-- Material provided follows --
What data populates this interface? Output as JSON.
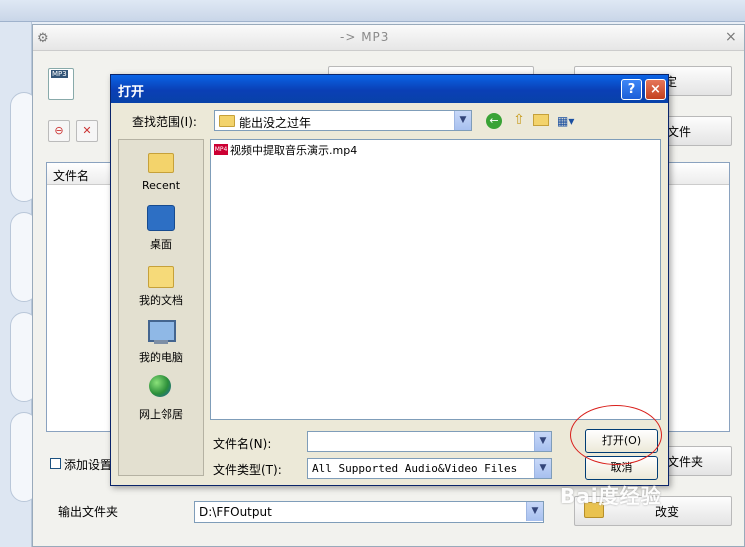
{
  "background": {
    "window_title": "-> MP3",
    "right_button_1": "定",
    "right_button_2": "文件",
    "list_column_filename": "文件名",
    "add_setting_checkbox": "添加设置",
    "right_button_3": "文件夹",
    "output_folder_label": "输出文件夹",
    "output_folder_value": "D:\\FFOutput",
    "change_button": "改变",
    "close_glyph": "×"
  },
  "dialog": {
    "title": "打开",
    "help_glyph": "?",
    "close_glyph": "×",
    "look_in_label": "查找范围(I):",
    "look_in_value": "能出没之过年",
    "places": [
      {
        "label": "Recent"
      },
      {
        "label": "桌面"
      },
      {
        "label": "我的文档"
      },
      {
        "label": "我的电脑"
      },
      {
        "label": "网上邻居"
      }
    ],
    "files": [
      {
        "name": "视频中提取音乐演示.mp4",
        "badge": "MP4"
      }
    ],
    "filename_label": "文件名(N):",
    "filename_value": "",
    "filetype_label": "文件类型(T):",
    "filetype_value": "All Supported Audio&Video Files",
    "open_button": "打开(O)",
    "cancel_button": "取消"
  },
  "watermark": "Bai度经验"
}
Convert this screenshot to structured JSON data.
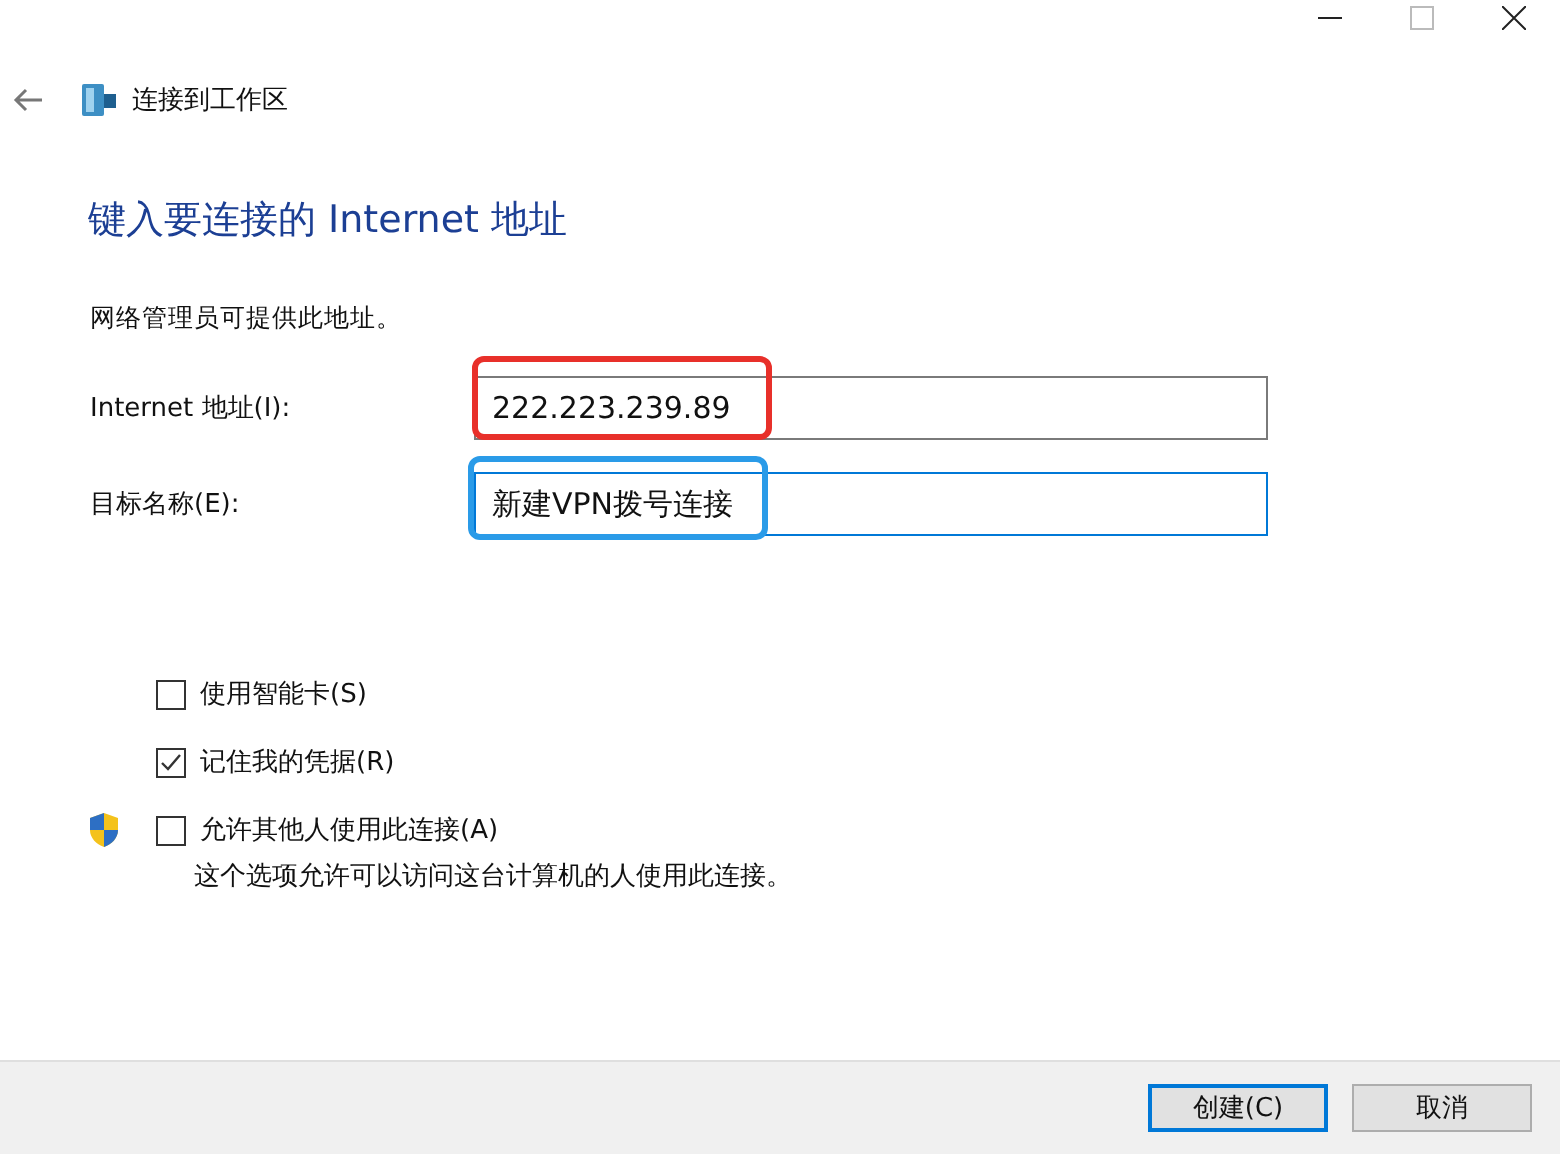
{
  "window": {
    "title": "连接到工作区"
  },
  "heading": "键入要连接的 Internet 地址",
  "hint": "网络管理员可提供此地址。",
  "fields": [
    {
      "label": "Internet 地址(I):",
      "value": "222.223.239.89",
      "focused": false,
      "highlight": {
        "color": "#e8302a"
      }
    },
    {
      "label": "目标名称(E):",
      "value": "新建VPN拨号连接",
      "focused": true,
      "highlight": {
        "color": "#2a9be8"
      }
    }
  ],
  "options": [
    {
      "label": "使用智能卡(S)",
      "checked": false,
      "shield": false
    },
    {
      "label": "记住我的凭据(R)",
      "checked": true,
      "shield": false
    },
    {
      "label": "允许其他人使用此连接(A)",
      "checked": false,
      "shield": true,
      "description": "这个选项允许可以访问这台计算机的人使用此连接。"
    }
  ],
  "buttons": [
    {
      "label": "创建(C)",
      "default": true
    },
    {
      "label": "取消",
      "default": false
    }
  ]
}
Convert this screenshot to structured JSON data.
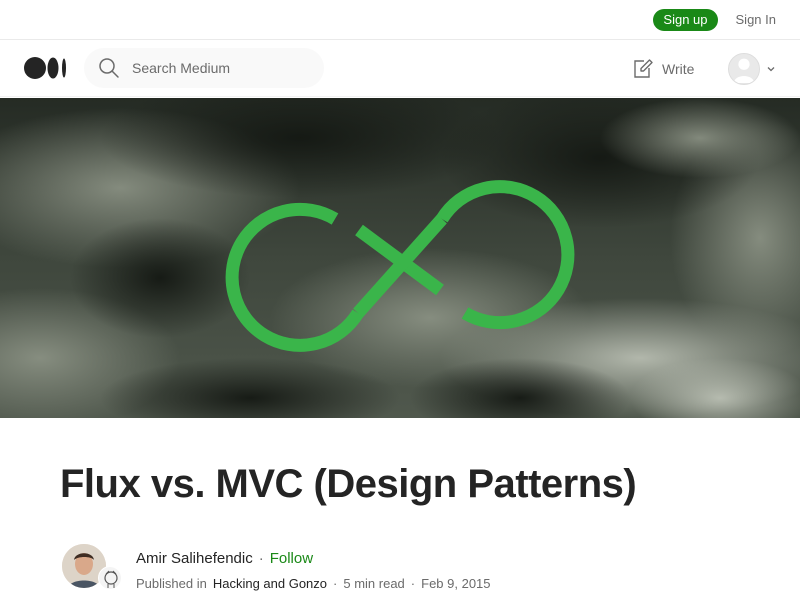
{
  "topbar": {
    "signup_label": "Sign up",
    "signin_label": "Sign In"
  },
  "header": {
    "logo_icon": "medium-logo-icon",
    "search_placeholder": "Search Medium",
    "write_label": "Write"
  },
  "article": {
    "title": "Flux vs. MVC (Design Patterns)",
    "author": "Amir Salihefendic",
    "separator": "·",
    "follow_label": "Follow",
    "published_prefix": "Published in",
    "publication": "Hacking and Gonzo",
    "read_time": "5 min read",
    "date": "Feb 9, 2015"
  },
  "colors": {
    "brand_green": "#1a8917",
    "hero_symbol_green": "#3ab54a",
    "text_primary": "#242424",
    "text_secondary": "#6b6b6b"
  }
}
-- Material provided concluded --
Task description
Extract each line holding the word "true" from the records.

Expected answer
      "focused": true,
      "checked": true,
      "shield": true,
      "default": true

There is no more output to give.